The Seventh’s commander, with his flowing locks and buckskin clothes, certainly was a character but he wasn’t the only one to be found in and around the ranks of the regiment… there was Mrs Nash, too.
Mrs Nash joined the Seventh in Kentucky as a laundress and followed the regiment to Fort Lincoln in Dakota. She was an intriguing creature, usually seen wearing a veil or shawl pinned under her chin. People commented on her coarse and stubborn beard, angular shape and awkward gait.
Odd looking or not, she was a good worker – a nurse and a good midwife who was in high demand. When she wasn’t delivering babies, Mrs Nash baked cakes and adjusted uniforms for the officers.
They obviously appreciated her, too, because she was married no less than four times, all but the last being unhappy unions. On one occasion, Nash told Custer’s wife, Libbie, that her first two husbands had abandoned her and taken all her money. She also claimed that she was from Mexico and had two children, and that prior to moving to Kentucky she had earned a living driving teams of oxen.
All this seemed to be accepted by the women of Fort Lincoln and life was looking up for Mrs Nash, particularly when she wed her fourth husband, a Private Noonan. They lived happily together on Suds Row, close by Fort Lincoln’s parade grounds. However, things took a turn for the worse when Mrs Nash became ill while her husband was away on duty.
Her condition deteriorated drastically. As reported in the Bismarck Tribune in 1879, she asked her friends to see that she was buried without any cleaning and dressing of her body. The friends flatly refused the request and upon the poor woman’s demise soon discovered the reason for their friend’s modesty: Nash was a mister not a missus.

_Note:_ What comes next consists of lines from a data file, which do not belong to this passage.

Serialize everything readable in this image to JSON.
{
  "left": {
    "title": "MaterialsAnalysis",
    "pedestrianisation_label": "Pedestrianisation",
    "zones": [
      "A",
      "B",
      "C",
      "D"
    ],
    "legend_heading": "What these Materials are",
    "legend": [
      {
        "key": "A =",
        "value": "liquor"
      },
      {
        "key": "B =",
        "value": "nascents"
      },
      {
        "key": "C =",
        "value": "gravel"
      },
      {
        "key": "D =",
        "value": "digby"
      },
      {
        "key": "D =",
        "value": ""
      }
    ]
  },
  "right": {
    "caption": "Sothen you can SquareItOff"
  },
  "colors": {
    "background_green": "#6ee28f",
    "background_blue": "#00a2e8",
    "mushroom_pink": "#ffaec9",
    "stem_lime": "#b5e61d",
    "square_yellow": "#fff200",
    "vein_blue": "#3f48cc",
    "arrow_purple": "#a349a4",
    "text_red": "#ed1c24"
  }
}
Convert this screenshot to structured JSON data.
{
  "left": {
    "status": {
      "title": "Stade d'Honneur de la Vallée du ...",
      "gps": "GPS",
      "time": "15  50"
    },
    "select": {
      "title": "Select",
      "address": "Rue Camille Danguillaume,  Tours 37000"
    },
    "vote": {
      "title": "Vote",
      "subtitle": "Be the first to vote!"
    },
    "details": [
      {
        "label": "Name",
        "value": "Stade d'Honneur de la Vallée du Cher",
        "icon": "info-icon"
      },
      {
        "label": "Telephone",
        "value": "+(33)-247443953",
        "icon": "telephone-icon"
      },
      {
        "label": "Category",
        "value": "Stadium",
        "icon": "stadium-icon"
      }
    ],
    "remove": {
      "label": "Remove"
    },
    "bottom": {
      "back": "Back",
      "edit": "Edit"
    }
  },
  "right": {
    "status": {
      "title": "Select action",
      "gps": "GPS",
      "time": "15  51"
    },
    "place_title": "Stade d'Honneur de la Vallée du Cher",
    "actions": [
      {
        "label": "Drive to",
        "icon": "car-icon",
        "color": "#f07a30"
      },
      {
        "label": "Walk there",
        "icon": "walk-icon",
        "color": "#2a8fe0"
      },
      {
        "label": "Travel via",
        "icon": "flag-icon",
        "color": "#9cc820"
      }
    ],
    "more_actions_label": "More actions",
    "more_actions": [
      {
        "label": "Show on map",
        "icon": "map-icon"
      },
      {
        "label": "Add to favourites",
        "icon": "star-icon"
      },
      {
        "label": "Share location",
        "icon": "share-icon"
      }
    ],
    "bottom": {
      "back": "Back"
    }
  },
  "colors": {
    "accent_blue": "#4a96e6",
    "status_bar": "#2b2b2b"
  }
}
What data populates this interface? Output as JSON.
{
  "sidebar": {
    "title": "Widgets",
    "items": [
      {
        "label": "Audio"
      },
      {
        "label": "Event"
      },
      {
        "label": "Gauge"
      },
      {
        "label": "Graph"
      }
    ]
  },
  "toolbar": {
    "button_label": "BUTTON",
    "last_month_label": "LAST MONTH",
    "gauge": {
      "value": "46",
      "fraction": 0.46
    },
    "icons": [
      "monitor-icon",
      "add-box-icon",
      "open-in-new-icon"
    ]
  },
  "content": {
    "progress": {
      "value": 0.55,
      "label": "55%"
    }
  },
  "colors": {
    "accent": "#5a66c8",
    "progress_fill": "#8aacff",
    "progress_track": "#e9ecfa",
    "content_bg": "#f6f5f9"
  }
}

When he returned from his expedition, Private Noonan is said to have lost some of his colour on hearing the news of his wife’s passing. He took to avoiding the other men, the regular games of poker he had once enjoyed were now forgotten as he went on long walks alone.

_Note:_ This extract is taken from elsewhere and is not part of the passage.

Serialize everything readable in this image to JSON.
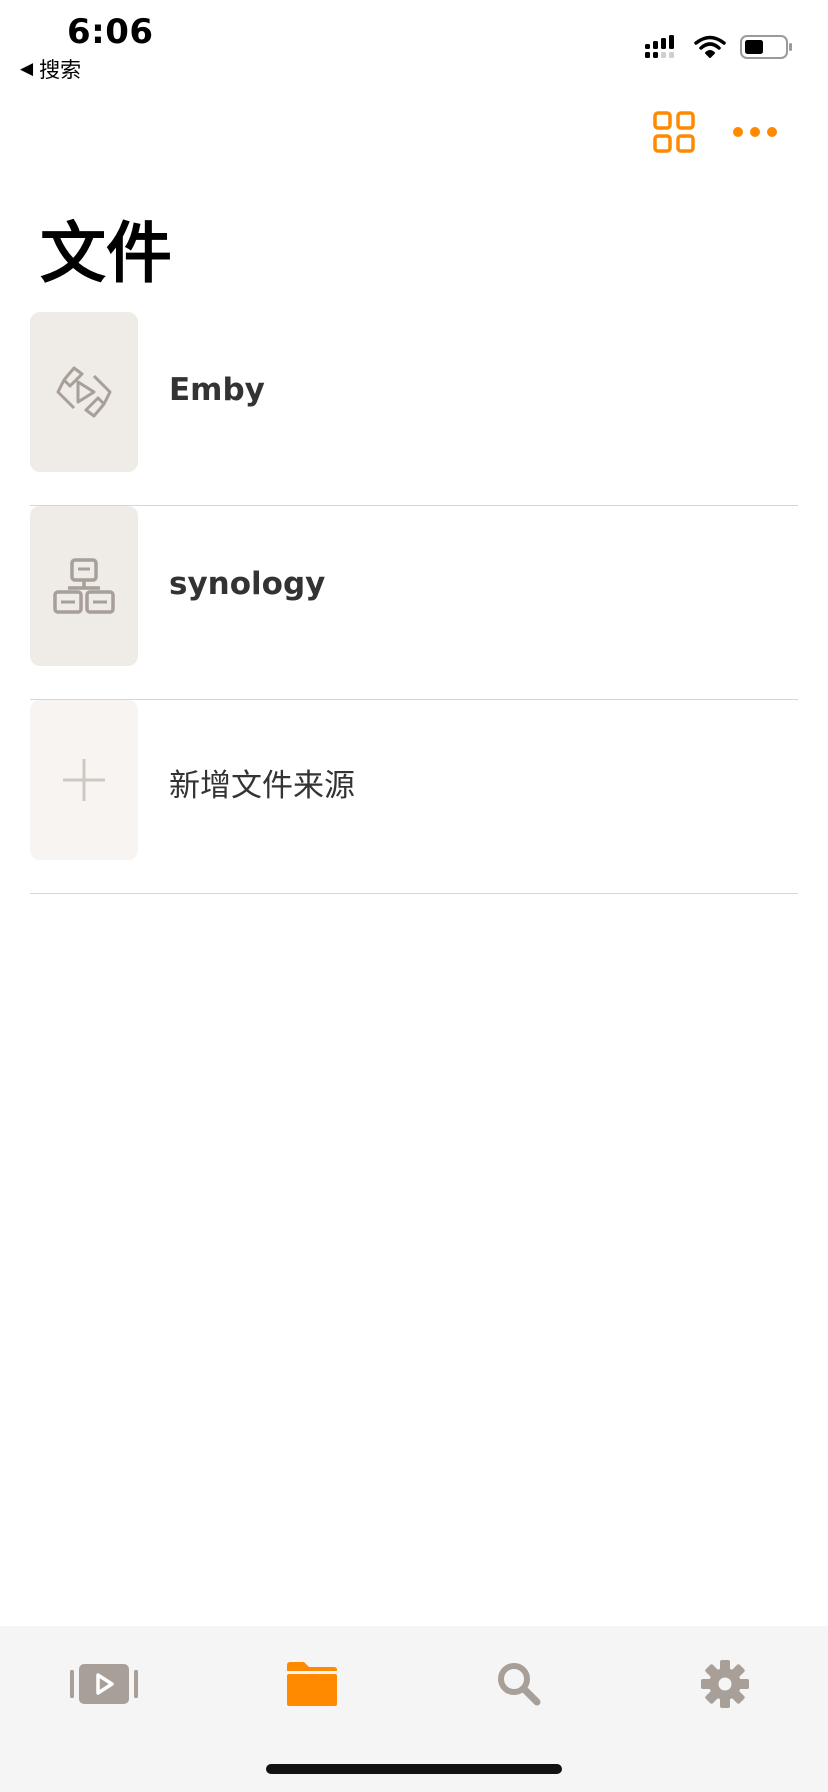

When one day he entered the fort’s blacksmith’s shop and was accosted by a trooper who loudly wondered why it was that Noonan and his late wife never had children, well that was the final straw for the widower.
The whispers and the nudges had become too much and Noonan decided to put an end to it all. He did so with the help of a pistol and a bullet to his own heart.
The Seventh’s commanding officers breathed a sigh of relief at the news. The regiment had spared itself the ignominy of a lurid scandal. The last thing they wanted was for their soldiers to become a laughing stock.
No, a lowly private could never be allowed tarnish the good name of the regiment in such a way, history saw to it that the only scandal the Seventh were known for was the one caused by their fine, glamorous Colonel’s disastrous leadership at the Battle of Little Bighorn.